## ASSIGNMENT
Keep only the lines of the data below that contain "label", and copy them.
---------- GIVEN DATA ----------
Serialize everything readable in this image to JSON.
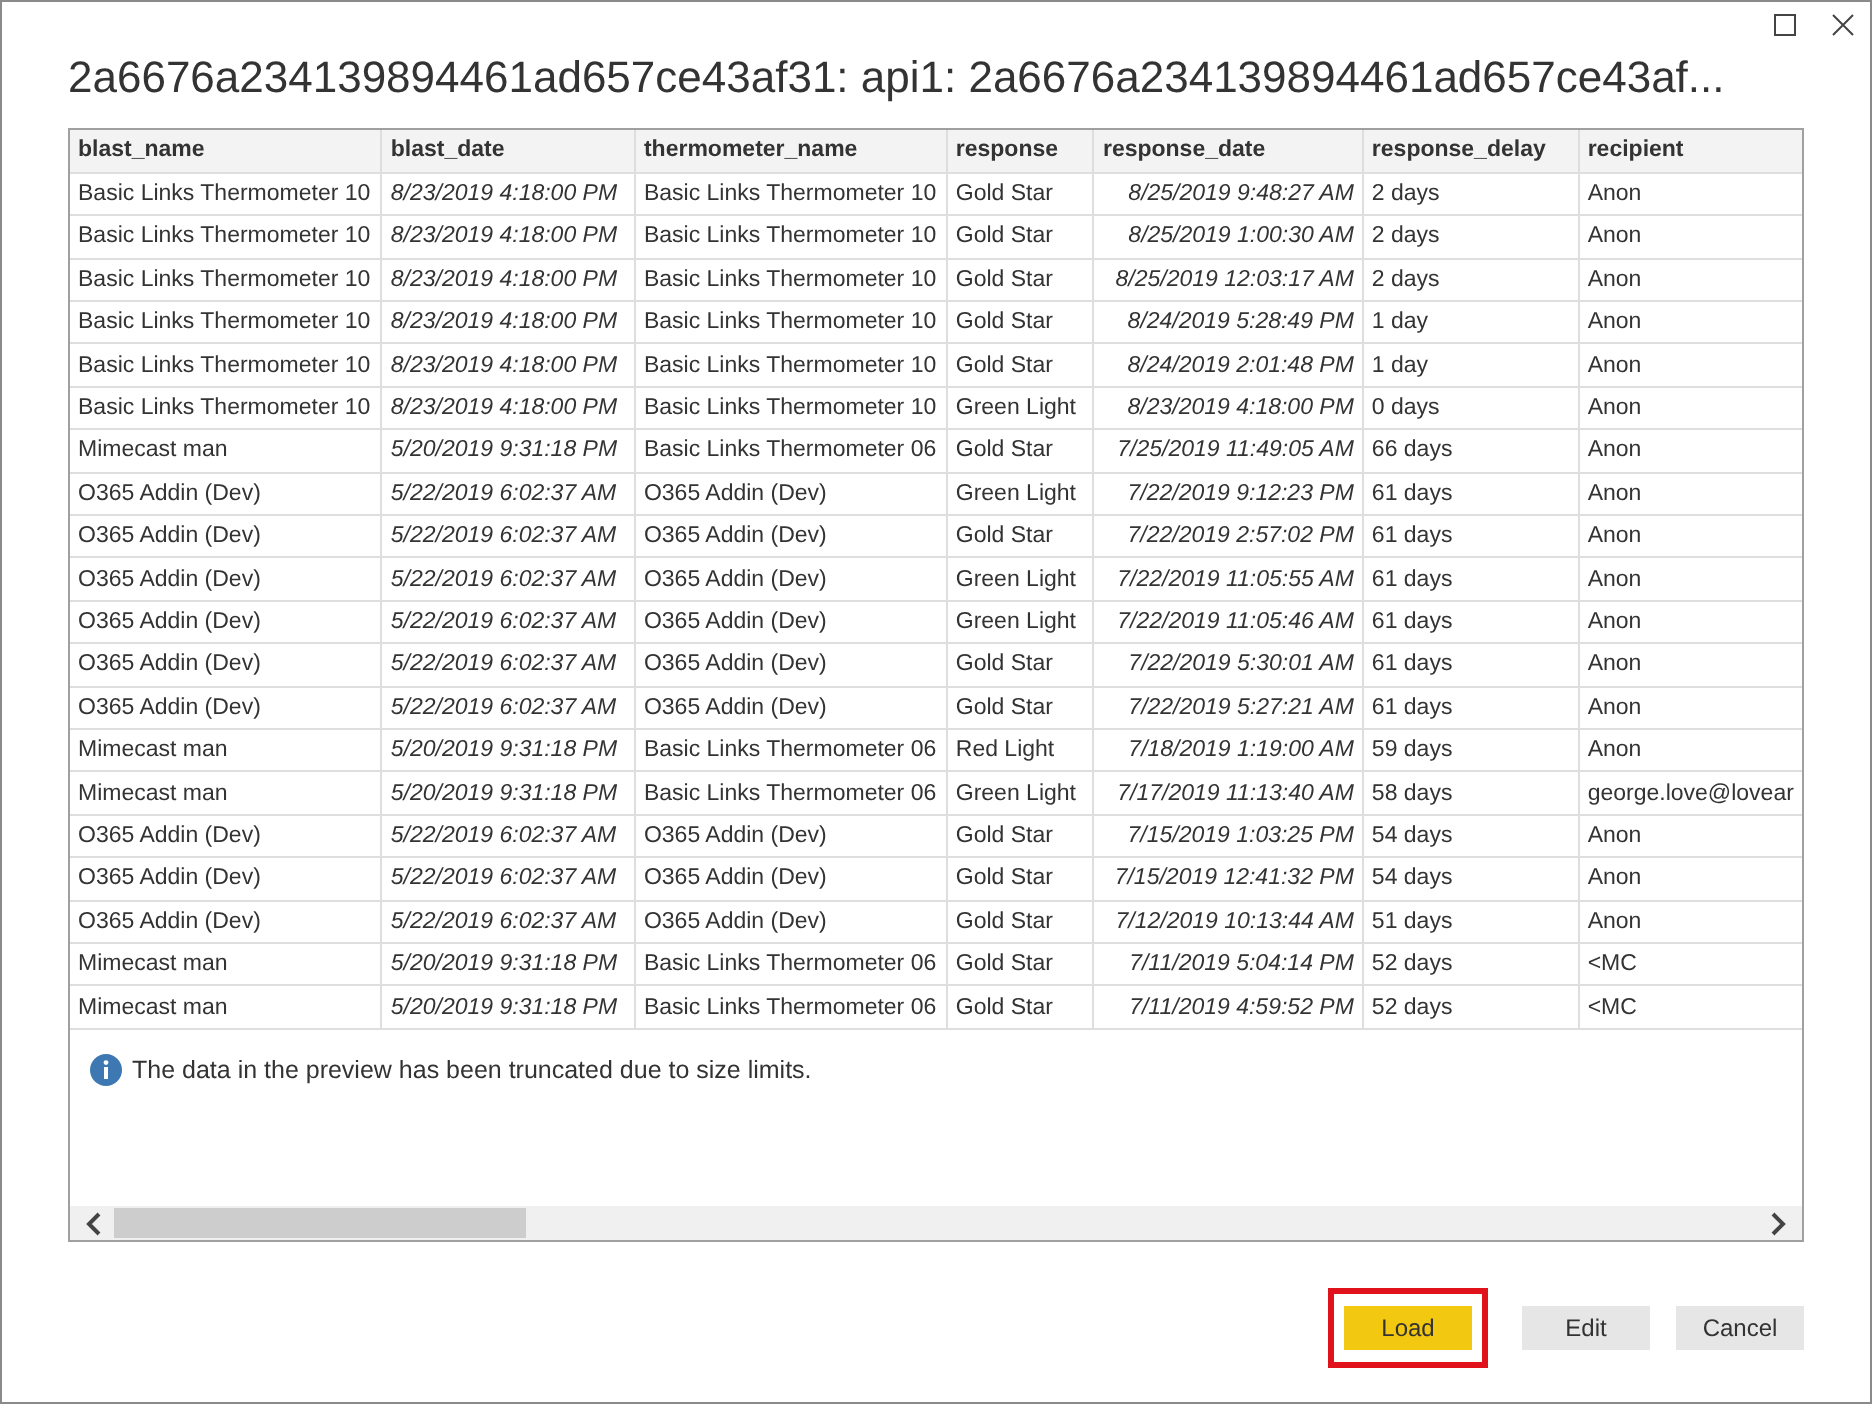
{
  "window": {
    "title": "2a6676a234139894461ad657ce43af31: api1: 2a6676a234139894461ad657ce43af..."
  },
  "table": {
    "columns": [
      {
        "label": "blast_name",
        "kind": "text"
      },
      {
        "label": "blast_date",
        "kind": "date"
      },
      {
        "label": "thermometer_name",
        "kind": "text"
      },
      {
        "label": "response",
        "kind": "text"
      },
      {
        "label": "response_date",
        "kind": "date"
      },
      {
        "label": "response_delay",
        "kind": "text"
      },
      {
        "label": "recipient",
        "kind": "text"
      }
    ],
    "rows": [
      [
        "Basic Links Thermometer 10",
        "8/23/2019 4:18:00 PM",
        "Basic Links Thermometer 10",
        "Gold Star",
        "8/25/2019 9:48:27 AM",
        "2 days",
        "Anon"
      ],
      [
        "Basic Links Thermometer 10",
        "8/23/2019 4:18:00 PM",
        "Basic Links Thermometer 10",
        "Gold Star",
        "8/25/2019 1:00:30 AM",
        "2 days",
        "Anon"
      ],
      [
        "Basic Links Thermometer 10",
        "8/23/2019 4:18:00 PM",
        "Basic Links Thermometer 10",
        "Gold Star",
        "8/25/2019 12:03:17 AM",
        "2 days",
        "Anon"
      ],
      [
        "Basic Links Thermometer 10",
        "8/23/2019 4:18:00 PM",
        "Basic Links Thermometer 10",
        "Gold Star",
        "8/24/2019 5:28:49 PM",
        "1 day",
        "Anon"
      ],
      [
        "Basic Links Thermometer 10",
        "8/23/2019 4:18:00 PM",
        "Basic Links Thermometer 10",
        "Gold Star",
        "8/24/2019 2:01:48 PM",
        "1 day",
        "Anon"
      ],
      [
        "Basic Links Thermometer 10",
        "8/23/2019 4:18:00 PM",
        "Basic Links Thermometer 10",
        "Green Light",
        "8/23/2019 4:18:00 PM",
        "0 days",
        "Anon"
      ],
      [
        "Mimecast man",
        "5/20/2019 9:31:18 PM",
        "Basic Links Thermometer 06",
        "Gold Star",
        "7/25/2019 11:49:05 AM",
        "66 days",
        "Anon"
      ],
      [
        "O365 Addin (Dev)",
        "5/22/2019 6:02:37 AM",
        "O365 Addin (Dev)",
        "Green Light",
        "7/22/2019 9:12:23 PM",
        "61 days",
        "Anon"
      ],
      [
        "O365 Addin (Dev)",
        "5/22/2019 6:02:37 AM",
        "O365 Addin (Dev)",
        "Gold Star",
        "7/22/2019 2:57:02 PM",
        "61 days",
        "Anon"
      ],
      [
        "O365 Addin (Dev)",
        "5/22/2019 6:02:37 AM",
        "O365 Addin (Dev)",
        "Green Light",
        "7/22/2019 11:05:55 AM",
        "61 days",
        "Anon"
      ],
      [
        "O365 Addin (Dev)",
        "5/22/2019 6:02:37 AM",
        "O365 Addin (Dev)",
        "Green Light",
        "7/22/2019 11:05:46 AM",
        "61 days",
        "Anon"
      ],
      [
        "O365 Addin (Dev)",
        "5/22/2019 6:02:37 AM",
        "O365 Addin (Dev)",
        "Gold Star",
        "7/22/2019 5:30:01 AM",
        "61 days",
        "Anon"
      ],
      [
        "O365 Addin (Dev)",
        "5/22/2019 6:02:37 AM",
        "O365 Addin (Dev)",
        "Gold Star",
        "7/22/2019 5:27:21 AM",
        "61 days",
        "Anon"
      ],
      [
        "Mimecast man",
        "5/20/2019 9:31:18 PM",
        "Basic Links Thermometer 06",
        "Red Light",
        "7/18/2019 1:19:00 AM",
        "59 days",
        "Anon"
      ],
      [
        "Mimecast man",
        "5/20/2019 9:31:18 PM",
        "Basic Links Thermometer 06",
        "Green Light",
        "7/17/2019 11:13:40 AM",
        "58 days",
        "george.love@lovear"
      ],
      [
        "O365 Addin (Dev)",
        "5/22/2019 6:02:37 AM",
        "O365 Addin (Dev)",
        "Gold Star",
        "7/15/2019 1:03:25 PM",
        "54 days",
        "Anon"
      ],
      [
        "O365 Addin (Dev)",
        "5/22/2019 6:02:37 AM",
        "O365 Addin (Dev)",
        "Gold Star",
        "7/15/2019 12:41:32 PM",
        "54 days",
        "Anon"
      ],
      [
        "O365 Addin (Dev)",
        "5/22/2019 6:02:37 AM",
        "O365 Addin (Dev)",
        "Gold Star",
        "7/12/2019 10:13:44 AM",
        "51 days",
        "Anon"
      ],
      [
        "Mimecast man",
        "5/20/2019 9:31:18 PM",
        "Basic Links Thermometer 06",
        "Gold Star",
        "7/11/2019 5:04:14 PM",
        "52 days",
        "<MC"
      ],
      [
        "Mimecast man",
        "5/20/2019 9:31:18 PM",
        "Basic Links Thermometer 06",
        "Gold Star",
        "7/11/2019 4:59:52 PM",
        "52 days",
        "<MC"
      ]
    ]
  },
  "notice": "The data in the preview has been truncated due to size limits.",
  "buttons": [
    {
      "label": "Load",
      "kind": "primary",
      "highlighted": true
    },
    {
      "label": "Edit",
      "kind": "secondary",
      "highlighted": false
    },
    {
      "label": "Cancel",
      "kind": "secondary",
      "highlighted": false
    }
  ]
}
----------
## PROBLEM SOLUTION
        "label": "blast_name",
        "label": "blast_date",
        "label": "thermometer_name",
        "label": "response",
        "label": "response_date",
        "label": "response_delay",
        "label": "recipient",
      "label": "Load",
      "label": "Edit",
      "label": "Cancel",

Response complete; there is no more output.